Select output columns (0 is first column; t is trailing text, append word to write one word only).
- -qo[~]rows[+ccol][+a|f|s] (more …)
Select output rows or data range(s) [default is all rows].
- -s[cols][+a][+r] (more …)
Set handling of NaN records.
- -^ or just -
Print a short message about the syntax of the command, then exit (NOTE: on Windows just use -).
- -+ or just +
Print an extensive usage (help) message, including the explanation of any module-specific option (but not the GMT common options), then exit.
- -? or no arguments
Print a complete usage (help) message, including the explanation of all options, then exit.
Temporarily override a GMT default setting; repeatable.
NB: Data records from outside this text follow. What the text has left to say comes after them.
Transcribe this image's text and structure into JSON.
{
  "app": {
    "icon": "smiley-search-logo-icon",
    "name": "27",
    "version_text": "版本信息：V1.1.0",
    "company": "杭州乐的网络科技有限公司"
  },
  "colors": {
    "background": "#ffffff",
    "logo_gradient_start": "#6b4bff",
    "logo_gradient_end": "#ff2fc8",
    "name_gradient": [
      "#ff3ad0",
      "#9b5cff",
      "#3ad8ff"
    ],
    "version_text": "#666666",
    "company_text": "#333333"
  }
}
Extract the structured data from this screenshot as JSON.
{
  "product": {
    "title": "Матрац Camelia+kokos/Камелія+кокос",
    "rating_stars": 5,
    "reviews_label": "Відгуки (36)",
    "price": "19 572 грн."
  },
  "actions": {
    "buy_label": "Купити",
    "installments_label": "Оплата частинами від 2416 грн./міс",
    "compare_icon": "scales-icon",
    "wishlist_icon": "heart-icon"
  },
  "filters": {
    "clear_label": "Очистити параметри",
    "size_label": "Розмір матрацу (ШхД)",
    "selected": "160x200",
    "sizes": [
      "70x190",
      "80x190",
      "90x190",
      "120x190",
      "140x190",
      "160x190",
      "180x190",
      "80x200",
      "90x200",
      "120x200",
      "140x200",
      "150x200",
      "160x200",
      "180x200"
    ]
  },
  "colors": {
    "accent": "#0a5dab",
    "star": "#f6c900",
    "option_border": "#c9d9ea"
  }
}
See gmt.conf for parameters.
For map distance unit, append unit d for arc degree, m for arc minute, and s for arc second, or e for meter [Default], f for foot, k for km, M for statute mile, n for nautical mile, and u for US survey foot. By default we compute such distances using a spherical approximation with great circles (-jg) using the authalic radius (see PROJ_MEAN_RADIUS). You can use -jf to perform “Flat Earth” calculations (quicker but less accurate) or -je to perform exact geodesic calculations (slower but more accurate; see PROJ_GEODESIC for method used).
ASCII Format Precision¶
The ASCII output formats of numerical data are controlled by parameters in your gmt.conf file. Longitude and latitude are formatted according to FORMAT_GEO_OUT, absolute time is under the control of FORMAT_DATE_OUT and FORMAT_CLOCK_OUT, whereas general floating point values are formatted according to FORMAT_FLOAT_OUT. Be aware that the format in effect can lead to loss of precision in ASCII output, which can lead to various problems downstream. If you find the output is not written with enough precision, consider switching to binary output (-bo if available) or specify more decimals using the FORMAT_FLOAT_OUT setting.
Non-equidistant x/y Coordinates¶
In general, GMT modules cannot accept grids with variable x and/or y coordinates as most algorithms and plotting options expect equidistant grids. However, you can use grd2xyz to dump the original x y z triplets and then reprocess the data onto an equidistant lattice via greenspline, nearneighbor or surface, for instance.
Time coordinates in netCDF grids, be it the x, y, or z coordinate, will be recognized as such. The variable’s unit attribute is parsed to determine the unit and epoch of the time coordinate in the grid. Values are then converted to the internal time system specified by TIME_UNIT and TIME_EPOCH in the gmt.conf file or on the command line. The default output is relative time in that time system, or absolute time when using the option -f0T, -f1T, or -f2T for x, y, or z coordinate, respectively.
To edit individual values in the 2’ by 2’ remote AFR.nc file, dump the .nc to ASCII:
gmt grd2xyz @AFR.nc > AFR.xyz
To write a single precision binary file without the x,y positions from the remote file @AFR.nc file, using scanline orientation, run:
gmt grd2xyz @AFR.nc -ZTLf > AFR.b
To write out lon, lat, topo, area from the @AFR.nc file, selecting meter^2 as the area unit, and where area reflects the size of each grid box, run:
gmt grd2xyz @AFR.nc -Wa+ue > AFR.txt